Back in my day...way back in my day, I was a decent football freestyler. For any of you unfamiliar with what football freestyle is, it is the juggling trickery you sometimes see people doing on TV adverts or music videos. From 15 to 19, I practised with fervour and got good enough to perform with the guys in the picture below. Gerbeshi Faton was famous for his unique style and skills and Abbas Farid went on to win many national and international titles and travels that world dazzling people with his skills to this day.
I remember many days of long practise that led to pain or injury in the muscles of my groin/inner thigh. I was not alone. With the repetitive movements of hip flexion (closing the angle between the front of the leg and the lower abdomen) and the lateral movement of the legs towards and away from the other leg (adduction and abduction) in common movements like 'Around The World' (ATW) where the leg is taken at least once around the ball while it is in the air in time to recover control of it, it is no wonder that these muscles become a problem area for most freestylers at some point.
The speed of the movements made by freestylers combined with their frequency means that any slight imbalances can escalate into pain quickly.
I know how it is for you freestylers working hard for many hours a day to tune your skills, often alone, often with little chance of getting paid for your expertise so I would like to help you with this problem of pain in the inner thigh muscles.
What I write is general and will not work for everybody as a consequence but I hope so of you can take something from it and maybe extrapolate to help with other issues you may be having.
The muscles of the inner thigh - the adductors - that we are talking about here help perform three functions. I will cover what I feel will be the most important for you here: hip flexion (bringing your upper leg towards your abdomen) and hip adduction (bringing your leg towards your other leg).
Many of us have adductors that are constantly working too hard to compensate for other muscles somewhere else that aren't working hard enough. This is nothing to do with these muscles being weak, rather being lazy.

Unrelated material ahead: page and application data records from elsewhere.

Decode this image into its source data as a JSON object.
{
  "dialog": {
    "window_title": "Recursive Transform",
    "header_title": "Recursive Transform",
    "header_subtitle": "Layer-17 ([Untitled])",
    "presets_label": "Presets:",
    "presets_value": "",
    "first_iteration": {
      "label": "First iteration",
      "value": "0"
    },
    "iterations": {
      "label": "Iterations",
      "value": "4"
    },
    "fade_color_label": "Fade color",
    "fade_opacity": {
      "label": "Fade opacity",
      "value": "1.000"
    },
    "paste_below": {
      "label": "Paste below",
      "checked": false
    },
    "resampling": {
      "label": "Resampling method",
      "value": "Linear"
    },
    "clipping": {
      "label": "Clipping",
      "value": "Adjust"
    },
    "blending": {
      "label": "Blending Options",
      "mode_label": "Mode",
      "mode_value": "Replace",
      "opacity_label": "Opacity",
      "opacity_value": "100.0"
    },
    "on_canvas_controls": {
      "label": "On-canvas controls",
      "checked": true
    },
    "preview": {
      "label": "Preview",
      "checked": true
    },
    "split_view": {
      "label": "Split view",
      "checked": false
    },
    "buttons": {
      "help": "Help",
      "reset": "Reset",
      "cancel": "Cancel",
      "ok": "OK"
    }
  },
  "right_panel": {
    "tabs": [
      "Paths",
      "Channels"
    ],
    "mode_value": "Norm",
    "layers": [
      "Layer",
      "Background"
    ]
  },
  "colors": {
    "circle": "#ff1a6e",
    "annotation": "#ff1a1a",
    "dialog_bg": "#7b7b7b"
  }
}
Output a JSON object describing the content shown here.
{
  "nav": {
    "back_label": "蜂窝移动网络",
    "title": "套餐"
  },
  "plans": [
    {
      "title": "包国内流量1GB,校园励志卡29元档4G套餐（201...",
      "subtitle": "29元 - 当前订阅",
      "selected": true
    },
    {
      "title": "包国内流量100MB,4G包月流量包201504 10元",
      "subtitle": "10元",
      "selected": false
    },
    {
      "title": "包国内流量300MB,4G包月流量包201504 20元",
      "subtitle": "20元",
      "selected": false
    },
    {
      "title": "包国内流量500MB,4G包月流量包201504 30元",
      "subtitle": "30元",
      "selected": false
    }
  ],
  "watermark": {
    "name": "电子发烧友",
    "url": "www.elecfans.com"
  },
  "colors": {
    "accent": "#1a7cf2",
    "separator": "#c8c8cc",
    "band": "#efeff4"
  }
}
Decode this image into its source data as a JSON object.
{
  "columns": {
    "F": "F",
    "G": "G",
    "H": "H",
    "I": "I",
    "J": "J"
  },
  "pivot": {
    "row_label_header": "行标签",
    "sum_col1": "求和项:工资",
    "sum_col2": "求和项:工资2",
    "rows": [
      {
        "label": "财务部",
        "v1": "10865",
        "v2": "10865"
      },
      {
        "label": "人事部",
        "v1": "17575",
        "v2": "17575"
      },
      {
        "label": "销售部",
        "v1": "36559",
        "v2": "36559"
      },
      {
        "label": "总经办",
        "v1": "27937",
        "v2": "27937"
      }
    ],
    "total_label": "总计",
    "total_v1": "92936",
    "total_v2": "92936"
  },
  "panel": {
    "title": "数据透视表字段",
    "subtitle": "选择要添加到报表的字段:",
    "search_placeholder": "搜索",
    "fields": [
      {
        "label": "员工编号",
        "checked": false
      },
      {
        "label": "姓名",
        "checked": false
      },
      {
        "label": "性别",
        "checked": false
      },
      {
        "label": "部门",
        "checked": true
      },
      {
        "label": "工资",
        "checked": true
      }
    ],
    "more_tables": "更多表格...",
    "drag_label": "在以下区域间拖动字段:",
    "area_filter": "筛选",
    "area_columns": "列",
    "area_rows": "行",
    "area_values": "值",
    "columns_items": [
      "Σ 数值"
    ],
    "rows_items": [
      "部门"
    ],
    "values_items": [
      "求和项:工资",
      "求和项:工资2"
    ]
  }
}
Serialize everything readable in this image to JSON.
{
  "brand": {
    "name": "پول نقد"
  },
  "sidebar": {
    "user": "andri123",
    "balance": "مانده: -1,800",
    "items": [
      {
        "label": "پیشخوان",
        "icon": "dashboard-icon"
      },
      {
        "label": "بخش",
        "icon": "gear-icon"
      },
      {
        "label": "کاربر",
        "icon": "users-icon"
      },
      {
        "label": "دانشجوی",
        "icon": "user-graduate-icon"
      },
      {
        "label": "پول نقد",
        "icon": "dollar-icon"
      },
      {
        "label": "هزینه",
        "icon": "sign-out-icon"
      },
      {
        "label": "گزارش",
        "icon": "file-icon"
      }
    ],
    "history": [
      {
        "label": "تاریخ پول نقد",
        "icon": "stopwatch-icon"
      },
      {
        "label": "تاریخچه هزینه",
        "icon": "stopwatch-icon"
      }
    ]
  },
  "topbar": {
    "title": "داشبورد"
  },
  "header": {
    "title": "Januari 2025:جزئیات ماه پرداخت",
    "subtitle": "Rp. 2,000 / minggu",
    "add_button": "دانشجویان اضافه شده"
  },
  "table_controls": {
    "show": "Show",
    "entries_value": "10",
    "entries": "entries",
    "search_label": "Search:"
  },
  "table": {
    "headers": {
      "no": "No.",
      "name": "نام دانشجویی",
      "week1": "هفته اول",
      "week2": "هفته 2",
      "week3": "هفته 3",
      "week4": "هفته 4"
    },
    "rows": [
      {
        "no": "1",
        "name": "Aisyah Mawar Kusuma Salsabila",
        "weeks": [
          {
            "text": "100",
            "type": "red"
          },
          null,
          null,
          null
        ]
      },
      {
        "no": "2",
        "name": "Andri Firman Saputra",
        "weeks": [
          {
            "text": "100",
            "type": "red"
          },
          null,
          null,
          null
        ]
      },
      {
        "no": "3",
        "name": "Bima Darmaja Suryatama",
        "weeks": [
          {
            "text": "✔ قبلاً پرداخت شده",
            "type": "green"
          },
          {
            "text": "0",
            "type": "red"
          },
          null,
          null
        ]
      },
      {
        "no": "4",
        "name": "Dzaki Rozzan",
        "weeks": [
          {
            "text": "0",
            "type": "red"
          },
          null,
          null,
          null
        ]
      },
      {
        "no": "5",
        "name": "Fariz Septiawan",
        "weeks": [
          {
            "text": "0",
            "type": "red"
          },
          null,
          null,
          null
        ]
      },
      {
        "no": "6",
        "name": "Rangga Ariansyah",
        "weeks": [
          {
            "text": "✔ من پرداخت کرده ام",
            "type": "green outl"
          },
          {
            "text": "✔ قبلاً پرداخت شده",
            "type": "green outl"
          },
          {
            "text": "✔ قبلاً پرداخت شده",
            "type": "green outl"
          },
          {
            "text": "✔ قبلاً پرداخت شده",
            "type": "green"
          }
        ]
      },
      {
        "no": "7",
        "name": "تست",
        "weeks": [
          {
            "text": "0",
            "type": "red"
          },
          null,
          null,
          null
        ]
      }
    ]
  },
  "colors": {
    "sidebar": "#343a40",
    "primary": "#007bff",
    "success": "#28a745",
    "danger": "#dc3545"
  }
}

They need waking up so that your adductors can relax a little or vice versa.
Tomorrow I will write about how you can perform this process which will also make your ATWs easier and a little quicker if you figure out how to do it well!